Wonder Boy III: Let’s Get Silly
16-Bits of Disappointment
PLAYERS: 1-2 simultaneous
GENRE: Arcade platformer
RELEASE DATE: 12/22/90 – (JP), 04/91 – (EU)
Those of you keeping score at home may recall that I’ve already played Wonder Boy III. Except Wonder Boy III for Master System wasn’t the first Wonder Boy III. After Wonder Boy in Monster Land (a.k.a. Wonder Boy II) was released for the Master System in early 1988, Wonder Boy III: Monster Lair made its debut in the arcades in late 1988. Wonder Boy III: The Dragon’s Trap sauntered onto the Master System in 1989, and unlike the previous Wonder Boy games, it was a console exclusive.
“These licorice rolls will show the snails who’s King of the Puffy Clouds!”
Since both were developed by Westone, that means there are two official sequels to Wonder Boy in Monster Land. I presume that Wonder Boy III: Monster Lair is the official sequel to the arcade version of Wonder Boy in Monster Land, while Wonder Boy III: The Dragon’s Trap is the official sequel to the Master System version of Wonder Boy in Monster Land. Since Monster Lair was never ported to the Master System and The Dragon’s Trap was never brought to the arcade, we have to make due with these awkward titles. And from what I understand, it only gets worse from here.
If you don’t see them, maybe they’ll cease to exist.
This pedantic examination of Wonder Boy titles is about as interesting as Monster Lair itself. The game is a considerable step backwards from Monster Land‘s action-RPG gameplay to the original Wonder Boy‘s run-and-jump aesthetic with some shoot-em-up sections thrown in for good measure. The latter sounds like a winning combination, but unfortunately, neither the platforming nor the shoot-em-up portions are fleshed out enough to feel like a fully realized game.
“Carrots in Holland,” a Samuel Goldwyn production.
The first-player controls Leo, a green-haired warrior who may or may not be related to Tom-Tom/Wonder Boy from previous games.
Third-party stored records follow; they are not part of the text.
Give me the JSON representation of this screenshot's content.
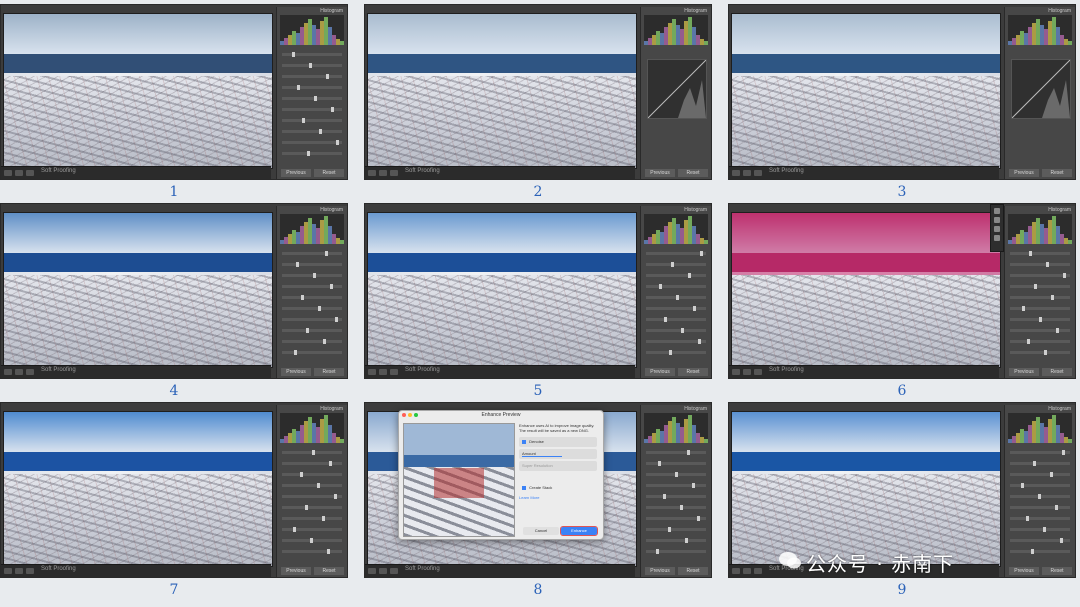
{
  "panels": [
    {
      "number": "1",
      "sky": "#9db2c8",
      "sea": "#314f76",
      "tint": "none"
    },
    {
      "number": "2",
      "sky": "#a9bccf",
      "sea": "#2f5583",
      "tint": "none"
    },
    {
      "number": "3",
      "sky": "#aabdd0",
      "sea": "#2e5684",
      "tint": "none"
    },
    {
      "number": "4",
      "sky": "#5f8fc6",
      "sea": "#1d4d92",
      "tint": "none"
    },
    {
      "number": "5",
      "sky": "#6b9ad0",
      "sea": "#1c4f98",
      "tint": "none"
    },
    {
      "number": "6",
      "sky": "#b03c70",
      "sea": "#a02b60",
      "tint": "magenta"
    },
    {
      "number": "7",
      "sky": "#4f8bd0",
      "sea": "#1c53a3",
      "tint": "none"
    },
    {
      "number": "8",
      "sky": "#8aa9cf",
      "sea": "#2b5a98",
      "tint": "none"
    },
    {
      "number": "9",
      "sky": "#5a91d2",
      "sea": "#1a56a5",
      "tint": "none"
    }
  ],
  "lightroom": {
    "histogram_label": "Histogram",
    "previous_button": "Previous",
    "reset_button": "Reset",
    "soft_proofing": "Soft Proofing"
  },
  "dialog": {
    "title": "Enhance Preview",
    "description": "Enhance uses AI to improve image quality. The result will be saved as a new DNG.",
    "option_denoise": "Denoise",
    "option_amount": "Amount",
    "option_super_resolution": "Super Resolution",
    "option_stack": "Create Stack",
    "learn_more": "Learn More",
    "cancel_button": "Cancel",
    "enhance_button": "Enhance"
  },
  "watermark": {
    "text": "公众号 · 赤南下"
  },
  "colors": {
    "number_blue": "#2b62b8",
    "panel_dark": "#3c3c3c",
    "side_panel": "#474747",
    "enhance_blue": "#3b82f6"
  }
}
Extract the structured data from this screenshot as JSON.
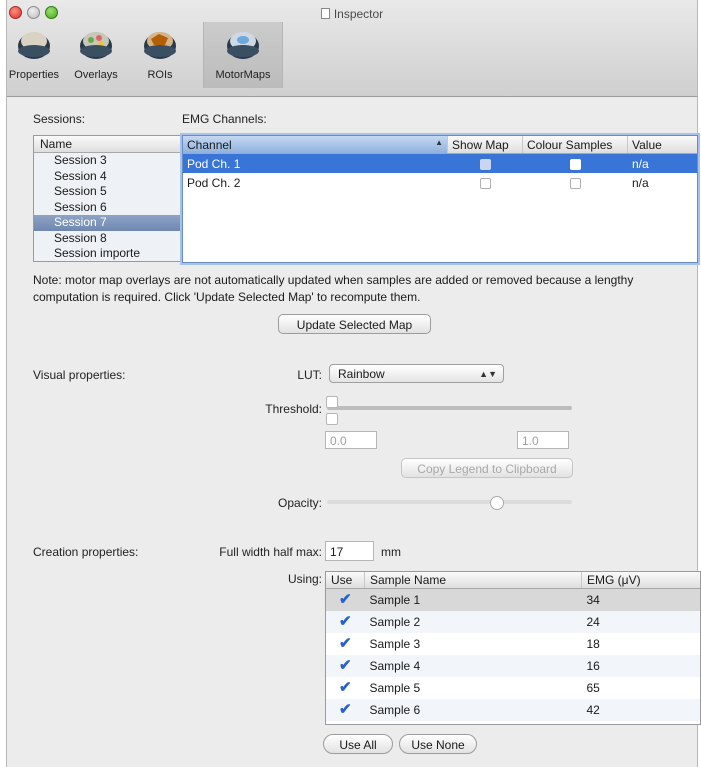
{
  "window": {
    "title": "Inspector"
  },
  "toolbar": [
    {
      "label": "Properties",
      "icon": "properties-icon",
      "selected": false
    },
    {
      "label": "Overlays",
      "icon": "overlays-icon",
      "selected": false
    },
    {
      "label": "ROIs",
      "icon": "rois-icon",
      "selected": false
    },
    {
      "label": "MotorMaps",
      "icon": "motormaps-icon",
      "selected": true
    }
  ],
  "sessions": {
    "label": "Sessions:",
    "header": "Name",
    "items": [
      "Session 3",
      "Session 4",
      "Session 5",
      "Session 6",
      "Session 7",
      "Session 8",
      "Session importe"
    ],
    "selected_index": 4
  },
  "emg": {
    "label": "EMG Channels:",
    "columns": [
      "Channel",
      "Show Map",
      "Colour Samples",
      "Value"
    ],
    "rows": [
      {
        "channel": "Pod Ch. 1",
        "show_map": true,
        "colour_samples": false,
        "value": "n/a",
        "selected": true
      },
      {
        "channel": "Pod Ch. 2",
        "show_map": false,
        "colour_samples": false,
        "value": "n/a",
        "selected": false
      }
    ]
  },
  "note": "Note: motor map overlays are not automatically updated when samples are added or removed because a lengthy computation is required. Click 'Update Selected Map' to recompute them.",
  "update_button": "Update Selected Map",
  "visual": {
    "label": "Visual properties:",
    "lut_label": "LUT:",
    "lut_value": "Rainbow",
    "threshold_label": "Threshold:",
    "threshold_min": "0.0",
    "threshold_max": "1.0",
    "copy_legend_button": "Copy Legend to Clipboard",
    "opacity_label": "Opacity:",
    "opacity_level": 0.69
  },
  "creation": {
    "label": "Creation properties:",
    "fwhm_label": "Full width half max:",
    "fwhm_value": "17",
    "fwhm_unit": "mm",
    "using_label": "Using:",
    "columns": [
      "Use",
      "Sample Name",
      "EMG (μV)"
    ],
    "samples": [
      {
        "use": true,
        "name": "Sample 1",
        "emg": "34"
      },
      {
        "use": true,
        "name": "Sample 2",
        "emg": "24"
      },
      {
        "use": true,
        "name": "Sample 3",
        "emg": "18"
      },
      {
        "use": true,
        "name": "Sample 4",
        "emg": "16"
      },
      {
        "use": true,
        "name": "Sample 5",
        "emg": "65"
      },
      {
        "use": true,
        "name": "Sample 6",
        "emg": "42"
      }
    ],
    "use_all_button": "Use All",
    "use_none_button": "Use None"
  }
}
He’s decked out in fancy knight armor and his sword shoots projectiles. A second player controls Princess Purapril, a pink-haired enchantress with a scepter. This is the first Wonder Boy game to feature two-player simultaneous gameplay, a neat, but inconsequential feature.
In the original Wonder Boy, the levels are strategically designed to keep you moving forward without slowing down. You have to run, jump, and keep an eye out for enemies at all times. In Monster Lair, the screen scrolls automatically, so you often have to wait before you can move forward. The levels are barren, save for enemies and the occasional platform. Did Westone not put more thought and care into the level design because of the automatic scrolling? Even if this was the case, there are moments where literally nothing happens in the level. No enemies attack, no power-ups appear. Like the game’s having a moment of silence for the developers who failed to give a damn.
Those cacti look cute and friendly, but woe to the warrior who lands on their heads.
Also like the original Wonder Boy, your heroes’ stamina bars are constantly depleting and must be refilled by eating fruit and other edible goodies. The fruit doesn’t appear as often as it does in the original Wonder Boy, so it’s imperative that you get it when it manifests. Weapon upgrades like missiles, lasers, and fireballs come in little capsule containers. Once you get them, though, they only last for about 10 seconds before your sword reverts to beady projectiles again. A true waste.
And yet, I feel so empty inside.
In the shoot-em-up section, you ride an animal friend and take on clusters of enemies before fighting the boss. These are much shorter than the platforming sections and seemingly exist to pad out the game’s length before the boss fight.
Compared to the other Wonder Boy games, Monster Lair is a real disappointment. The graphics aren’t as sharp or colorful as the Master System entries, the soundtrack is forgettable, and the platforming and shoot-em-up sections feel hastily assembled. For a game that feels like it was created quickly, at fourteen stages, it’s overly long. I made it through six stages before I called it quits. Not because it was too tough (though it was certainly getting tougher), but because I was bored. I said it before with Alex Kidd in the Enchanted Castle and I’ll say it with Monster Lair: stick with the Master System games. Some series are best left untouched.